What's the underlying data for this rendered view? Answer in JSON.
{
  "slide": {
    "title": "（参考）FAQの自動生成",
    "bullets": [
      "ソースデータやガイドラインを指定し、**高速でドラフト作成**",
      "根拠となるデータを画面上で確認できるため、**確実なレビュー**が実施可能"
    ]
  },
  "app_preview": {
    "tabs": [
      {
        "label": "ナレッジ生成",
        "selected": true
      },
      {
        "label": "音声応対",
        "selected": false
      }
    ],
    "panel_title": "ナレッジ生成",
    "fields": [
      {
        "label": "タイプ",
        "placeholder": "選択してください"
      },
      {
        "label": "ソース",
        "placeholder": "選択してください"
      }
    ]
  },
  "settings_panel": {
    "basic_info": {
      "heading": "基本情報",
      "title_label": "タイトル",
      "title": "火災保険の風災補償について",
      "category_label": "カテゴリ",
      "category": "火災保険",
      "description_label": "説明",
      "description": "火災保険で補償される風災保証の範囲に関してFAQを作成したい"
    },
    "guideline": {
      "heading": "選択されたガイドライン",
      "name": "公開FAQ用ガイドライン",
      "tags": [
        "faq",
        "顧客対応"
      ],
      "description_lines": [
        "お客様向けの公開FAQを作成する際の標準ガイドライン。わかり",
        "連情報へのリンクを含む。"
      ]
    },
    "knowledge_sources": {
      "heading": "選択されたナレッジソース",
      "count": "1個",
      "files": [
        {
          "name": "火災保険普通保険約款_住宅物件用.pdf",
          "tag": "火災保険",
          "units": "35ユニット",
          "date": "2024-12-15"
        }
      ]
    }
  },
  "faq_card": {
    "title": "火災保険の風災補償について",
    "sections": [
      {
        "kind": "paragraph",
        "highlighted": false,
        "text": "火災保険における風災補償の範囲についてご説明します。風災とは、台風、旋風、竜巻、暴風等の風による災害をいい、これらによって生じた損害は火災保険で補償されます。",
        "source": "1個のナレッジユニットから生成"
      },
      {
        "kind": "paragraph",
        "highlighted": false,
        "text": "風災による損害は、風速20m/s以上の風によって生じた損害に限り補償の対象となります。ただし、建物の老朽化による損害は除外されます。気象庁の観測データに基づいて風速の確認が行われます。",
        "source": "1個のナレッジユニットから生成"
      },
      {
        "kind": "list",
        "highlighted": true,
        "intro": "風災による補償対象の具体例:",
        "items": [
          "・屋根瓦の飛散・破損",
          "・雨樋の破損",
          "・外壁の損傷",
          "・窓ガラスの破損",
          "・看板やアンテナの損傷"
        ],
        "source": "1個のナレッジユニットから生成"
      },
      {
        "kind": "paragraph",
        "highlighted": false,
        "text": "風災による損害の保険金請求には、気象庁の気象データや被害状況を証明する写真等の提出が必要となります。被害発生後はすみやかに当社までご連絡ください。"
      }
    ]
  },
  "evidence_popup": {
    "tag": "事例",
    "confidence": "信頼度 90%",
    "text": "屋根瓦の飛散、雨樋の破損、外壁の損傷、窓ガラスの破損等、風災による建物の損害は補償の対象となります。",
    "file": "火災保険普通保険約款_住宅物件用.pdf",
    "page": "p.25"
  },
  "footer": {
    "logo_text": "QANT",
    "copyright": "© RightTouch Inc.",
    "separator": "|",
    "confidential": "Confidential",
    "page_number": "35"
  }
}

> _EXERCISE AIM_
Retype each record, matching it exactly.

> _EXERCISE RESPONSE_
What's the underlying data for this rendered view? Answer in JSON.
{
  "slide": {
    "title": "（参考）FAQの自動生成",
    "bullets": [
      "ソースデータやガイドラインを指定し、**高速でドラフト作成**",
      "根拠となるデータを画面上で確認できるため、**確実なレビュー**が実施可能"
    ]
  },
  "app_preview": {
    "tabs": [
      {
        "label": "ナレッジ生成",
        "selected": true
      },
      {
        "label": "音声応対",
        "selected": false
      }
    ],
    "panel_title": "ナレッジ生成",
    "fields": [
      {
        "label": "タイプ",
        "placeholder": "選択してください"
      },
      {
        "label": "ソース",
        "placeholder": "選択してください"
      }
    ]
  },
  "settings_panel": {
    "basic_info": {
      "heading": "基本情報",
      "title_label": "タイトル",
      "title": "火災保険の風災補償について",
      "category_label": "カテゴリ",
      "category": "火災保険",
      "description_label": "説明",
      "description": "火災保険で補償される風災保証の範囲に関してFAQを作成したい"
    },
    "guideline": {
      "heading": "選択されたガイドライン",
      "name": "公開FAQ用ガイドライン",
      "tags": [
        "faq",
        "顧客対応"
      ],
      "description_lines": [
        "お客様向けの公開FAQを作成する際の標準ガイドライン。わかり",
        "連情報へのリンクを含む。"
      ]
    },
    "knowledge_sources": {
      "heading": "選択されたナレッジソース",
      "count": "1個",
      "files": [
        {
          "name": "火災保険普通保険約款_住宅物件用.pdf",
          "tag": "火災保険",
          "units": "35ユニット",
          "date": "2024-12-15"
        }
      ]
    }
  },
  "faq_card": {
    "title": "火災保険の風災補償について",
    "sections": [
      {
        "kind": "paragraph",
        "highlighted": false,
        "text": "火災保険における風災補償の範囲についてご説明します。風災とは、台風、旋風、竜巻、暴風等の風による災害をいい、これらによって生じた損害は火災保険で補償されます。",
        "source": "1個のナレッジユニットから生成"
      },
      {
        "kind": "paragraph",
        "highlighted": false,
        "text": "風災による損害は、風速20m/s以上の風によって生じた損害に限り補償の対象となります。ただし、建物の老朽化による損害は除外されます。気象庁の観測データに基づいて風速の確認が行われます。",
        "source": "1個のナレッジユニットから生成"
      },
      {
        "kind": "list",
        "highlighted": true,
        "intro": "風災による補償対象の具体例:",
        "items": [
          "・屋根瓦の飛散・破損",
          "・雨樋の破損",
          "・外壁の損傷",
          "・窓ガラスの破損",
          "・看板やアンテナの損傷"
        ],
        "source": "1個のナレッジユニットから生成"
      },
      {
        "kind": "paragraph",
        "highlighted": false,
        "text": "風災による損害の保険金請求には、気象庁の気象データや被害状況を証明する写真等の提出が必要となります。被害発生後はすみやかに当社までご連絡ください。"
      }
    ]
  },
  "evidence_popup": {
    "tag": "事例",
    "confidence": "信頼度 90%",
    "text": "屋根瓦の飛散、雨樋の破損、外壁の損傷、窓ガラスの破損等、風災による建物の損害は補償の対象となります。",
    "file": "火災保険普通保険約款_住宅物件用.pdf",
    "page": "p.25"
  },
  "footer": {
    "logo_text": "QANT",
    "copyright": "© RightTouch Inc.",
    "separator": "|",
    "confidential": "Confidential",
    "page_number": "35"
  }
}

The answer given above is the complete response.